No line of the records may be dropped; print them all again exactly.

Data to process ▸
☆ ☆ ☆ ☆ ☆
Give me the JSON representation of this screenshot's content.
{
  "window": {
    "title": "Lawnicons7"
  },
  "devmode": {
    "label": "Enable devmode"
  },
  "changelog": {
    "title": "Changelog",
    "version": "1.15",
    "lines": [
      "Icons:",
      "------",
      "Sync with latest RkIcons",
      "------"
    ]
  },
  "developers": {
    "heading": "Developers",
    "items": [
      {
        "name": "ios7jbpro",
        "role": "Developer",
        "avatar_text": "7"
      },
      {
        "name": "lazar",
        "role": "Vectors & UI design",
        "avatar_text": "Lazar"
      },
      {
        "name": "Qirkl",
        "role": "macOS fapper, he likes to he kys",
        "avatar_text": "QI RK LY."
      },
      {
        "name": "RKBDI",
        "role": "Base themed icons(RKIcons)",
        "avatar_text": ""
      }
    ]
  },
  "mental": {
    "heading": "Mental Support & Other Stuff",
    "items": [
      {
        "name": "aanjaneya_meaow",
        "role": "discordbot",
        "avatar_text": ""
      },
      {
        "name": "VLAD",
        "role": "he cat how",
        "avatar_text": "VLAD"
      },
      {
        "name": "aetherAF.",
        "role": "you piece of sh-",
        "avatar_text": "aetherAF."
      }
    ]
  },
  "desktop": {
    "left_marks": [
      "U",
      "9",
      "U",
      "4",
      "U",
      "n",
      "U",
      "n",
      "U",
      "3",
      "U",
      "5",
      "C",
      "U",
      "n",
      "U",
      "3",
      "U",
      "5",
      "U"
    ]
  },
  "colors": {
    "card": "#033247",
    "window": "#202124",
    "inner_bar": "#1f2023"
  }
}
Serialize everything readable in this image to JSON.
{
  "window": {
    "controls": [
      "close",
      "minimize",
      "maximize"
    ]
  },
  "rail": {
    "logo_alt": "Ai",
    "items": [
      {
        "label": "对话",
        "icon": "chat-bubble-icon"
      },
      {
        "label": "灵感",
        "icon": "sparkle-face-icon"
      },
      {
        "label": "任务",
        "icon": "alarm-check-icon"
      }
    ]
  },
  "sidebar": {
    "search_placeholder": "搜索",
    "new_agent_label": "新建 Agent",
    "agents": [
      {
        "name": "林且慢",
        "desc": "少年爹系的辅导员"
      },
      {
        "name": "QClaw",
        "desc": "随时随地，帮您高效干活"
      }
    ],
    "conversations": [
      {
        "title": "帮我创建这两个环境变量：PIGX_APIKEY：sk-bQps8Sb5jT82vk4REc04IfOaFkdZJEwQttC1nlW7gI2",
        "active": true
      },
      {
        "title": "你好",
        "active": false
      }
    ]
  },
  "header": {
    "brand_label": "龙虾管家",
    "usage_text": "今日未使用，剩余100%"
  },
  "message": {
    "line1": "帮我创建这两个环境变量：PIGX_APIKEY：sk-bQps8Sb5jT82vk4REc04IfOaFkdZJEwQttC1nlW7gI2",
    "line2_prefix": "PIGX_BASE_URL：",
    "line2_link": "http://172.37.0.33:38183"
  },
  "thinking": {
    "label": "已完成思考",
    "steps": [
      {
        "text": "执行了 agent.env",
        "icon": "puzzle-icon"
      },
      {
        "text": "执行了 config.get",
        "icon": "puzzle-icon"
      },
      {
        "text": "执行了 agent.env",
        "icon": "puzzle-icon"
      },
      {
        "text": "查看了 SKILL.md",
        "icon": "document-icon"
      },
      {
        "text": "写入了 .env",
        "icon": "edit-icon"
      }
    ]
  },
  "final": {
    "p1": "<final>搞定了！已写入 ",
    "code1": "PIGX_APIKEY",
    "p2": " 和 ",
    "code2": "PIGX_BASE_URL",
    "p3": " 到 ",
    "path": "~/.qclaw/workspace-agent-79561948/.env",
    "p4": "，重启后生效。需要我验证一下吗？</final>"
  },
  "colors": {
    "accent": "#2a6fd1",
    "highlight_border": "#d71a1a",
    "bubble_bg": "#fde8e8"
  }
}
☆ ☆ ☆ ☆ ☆
Solution to the problem ▸
Give me the JSON representation of this screenshot's content.
{
  "window": {
    "title": "Lawnicons7"
  },
  "devmode": {
    "label": "Enable devmode"
  },
  "changelog": {
    "title": "Changelog",
    "version": "1.15",
    "lines": [
      "Icons:",
      "------",
      "Sync with latest RkIcons",
      "------"
    ]
  },
  "developers": {
    "heading": "Developers",
    "items": [
      {
        "name": "ios7jbpro",
        "role": "Developer",
        "avatar_text": "7"
      },
      {
        "name": "lazar",
        "role": "Vectors & UI design",
        "avatar_text": "Lazar"
      },
      {
        "name": "Qirkl",
        "role": "macOS fapper, he likes to he kys",
        "avatar_text": "QI RK LY."
      },
      {
        "name": "RKBDI",
        "role": "Base themed icons(RKIcons)",
        "avatar_text": ""
      }
    ]
  },
  "mental": {
    "heading": "Mental Support & Other Stuff",
    "items": [
      {
        "name": "aanjaneya_meaow",
        "role": "discordbot",
        "avatar_text": ""
      },
      {
        "name": "VLAD",
        "role": "he cat how",
        "avatar_text": "VLAD"
      },
      {
        "name": "aetherAF.",
        "role": "you piece of sh-",
        "avatar_text": "aetherAF."
      }
    ]
  },
  "desktop": {
    "left_marks": [
      "U",
      "9",
      "U",
      "4",
      "U",
      "n",
      "U",
      "n",
      "U",
      "3",
      "U",
      "5",
      "C",
      "U",
      "n",
      "U",
      "3",
      "U",
      "5",
      "U"
    ]
  },
  "colors": {
    "card": "#033247",
    "window": "#202124",
    "inner_bar": "#1f2023"
  }
}
Serialize everything readable in this image to JSON.
{
  "window": {
    "controls": [
      "close",
      "minimize",
      "maximize"
    ]
  },
  "rail": {
    "logo_alt": "Ai",
    "items": [
      {
        "label": "对话",
        "icon": "chat-bubble-icon"
      },
      {
        "label": "灵感",
        "icon": "sparkle-face-icon"
      },
      {
        "label": "任务",
        "icon": "alarm-check-icon"
      }
    ]
  },
  "sidebar": {
    "search_placeholder": "搜索",
    "new_agent_label": "新建 Agent",
    "agents": [
      {
        "name": "林且慢",
        "desc": "少年爹系的辅导员"
      },
      {
        "name": "QClaw",
        "desc": "随时随地，帮您高效干活"
      }
    ],
    "conversations": [
      {
        "title": "帮我创建这两个环境变量：PIGX_APIKEY：sk-bQps8Sb5jT82vk4REc04IfOaFkdZJEwQttC1nlW7gI2",
        "active": true
      },
      {
        "title": "你好",
        "active": false
      }
    ]
  },
  "header": {
    "brand_label": "龙虾管家",
    "usage_text": "今日未使用，剩余100%"
  },
  "message": {
    "line1": "帮我创建这两个环境变量：PIGX_APIKEY：sk-bQps8Sb5jT82vk4REc04IfOaFkdZJEwQttC1nlW7gI2",
    "line2_prefix": "PIGX_BASE_URL：",
    "line2_link": "http://172.37.0.33:38183"
  },
  "thinking": {
    "label": "已完成思考",
    "steps": [
      {
        "text": "执行了 agent.env",
        "icon": "puzzle-icon"
      },
      {
        "text": "执行了 config.get",
        "icon": "puzzle-icon"
      },
      {
        "text": "执行了 agent.env",
        "icon": "puzzle-icon"
      },
      {
        "text": "查看了 SKILL.md",
        "icon": "document-icon"
      },
      {
        "text": "写入了 .env",
        "icon": "edit-icon"
      }
    ]
  },
  "final": {
    "p1": "<final>搞定了！已写入 ",
    "code1": "PIGX_APIKEY",
    "p2": " 和 ",
    "code2": "PIGX_BASE_URL",
    "p3": " 到 ",
    "path": "~/.qclaw/workspace-agent-79561948/.env",
    "p4": "，重启后生效。需要我验证一下吗？</final>"
  },
  "colors": {
    "accent": "#2a6fd1",
    "highlight_border": "#d71a1a",
    "bubble_bg": "#fde8e8"
  }
}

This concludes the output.